A major project preventing completion of the tomb of Julius II was a new commission from Julius himself, to paint the ceiling of the Sistine Chapel in Rome. Between 1508 and 1512 Michelangelo created some of the most memorable images of all time on the vaulted ceiling of the papal chapel in the Vatican. His intricate system of decoration tells the biblical story of Genesis, beginning with God separating light and dark (above the altar), progressing to the story of Adam and Eve, and concluding with the story of Noah. Scenes from the biblical stories of David, Judith, Esther, and Moses are depicted in the corners, while images of prophets, sibyls (female prophets), and the ancestors of Christ are set in a painted architectural framework above the windows. Bright, clear colors enliven and unify the vast surface, and make the details more legible from the floor of the chapel.

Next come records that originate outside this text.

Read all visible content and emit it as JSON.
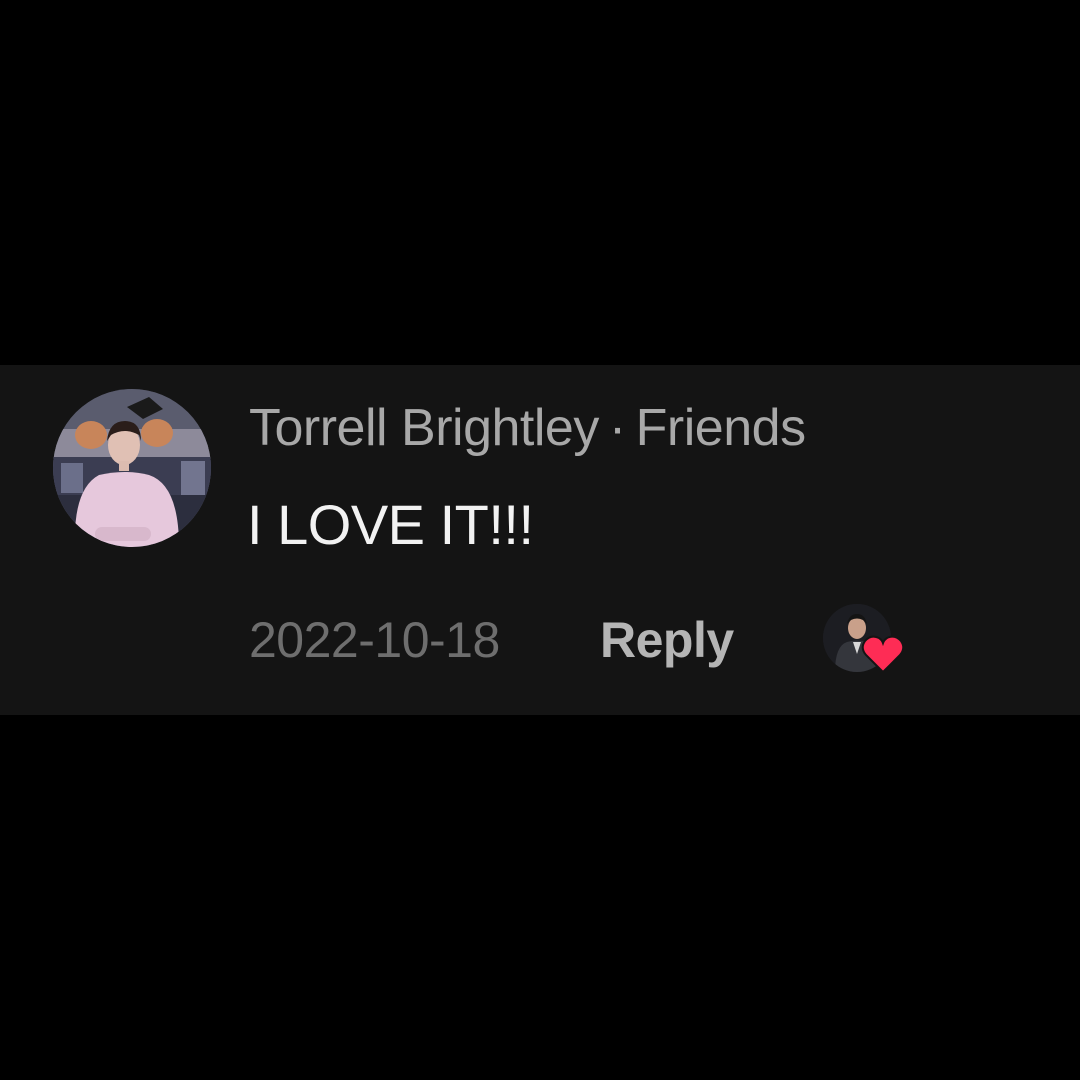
{
  "comment": {
    "author": "Torrell Brightley",
    "separator": "·",
    "relationship": "Friends",
    "text": "I LOVE IT!!!",
    "date": "2022-10-18",
    "reply_label": "Reply",
    "liked_by_icon": "heart-icon"
  },
  "colors": {
    "page_background": "#000000",
    "card_background": "#141414",
    "author_text": "#a8a8a8",
    "comment_text": "#f2f2f2",
    "date_text": "#6e6e6e",
    "reply_text": "#b5b5b5",
    "heart": "#fe2c55"
  }
}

The Creation of Adam from the Sistine Ceiling (1508-1512) is perhaps Michelangelo’s finest fusion of form and meaning. Adam’s pose echoes both the shape of the ground on which he reclines and the pose of God the Father, thus giving visual form to the biblical description of Adam as made from the earth in the likeness of God. We see Adam beginning to come to life, as he reaches listlessly toward the vigorous energy that the image of God embodies. 1 The Last Judgment (Sistine Chapel Wall)
Michelangelo was again called to work in the Sistine Chapel in 1534, when Clement VII (born Giulio de’ Medici, nephew of Lorenzo the Magnificent) commissioned him to paint the wall above the altar. The Last Judgment (1536-1541), with which Michelangelo covered the wall, depicts Christ's second coming at the end of the world. The enormous scene is focused on the impassive figure of Christ whose right arm is poised to strike down the damned, while the left arm seems gently to call the blessed toward him. At his side is the Virgin Mary, traditionally included as a figure of mercy at the Last Judgment; she quietly looks downward toward those who emerge from their graves. The nude bodies of the saints and the figures rising to heaven are massive, perhaps to emphasize the belief that their physical bodies would be revived in a glorified state. The scene of hell in the lower right corner does not show Satan or various hellish torments as was customary, but is based instead on the Inferno, part of an early 14th-century epic poem, The Divine Comedy, by Italian writer Dante Alighieri. This and many other aspects of the Last Judgment (especially the nudity) were sharply criticized soon after the fresco was unveiled and helped it become one of the most talked about and most frequently copied works of art in the 16th century.2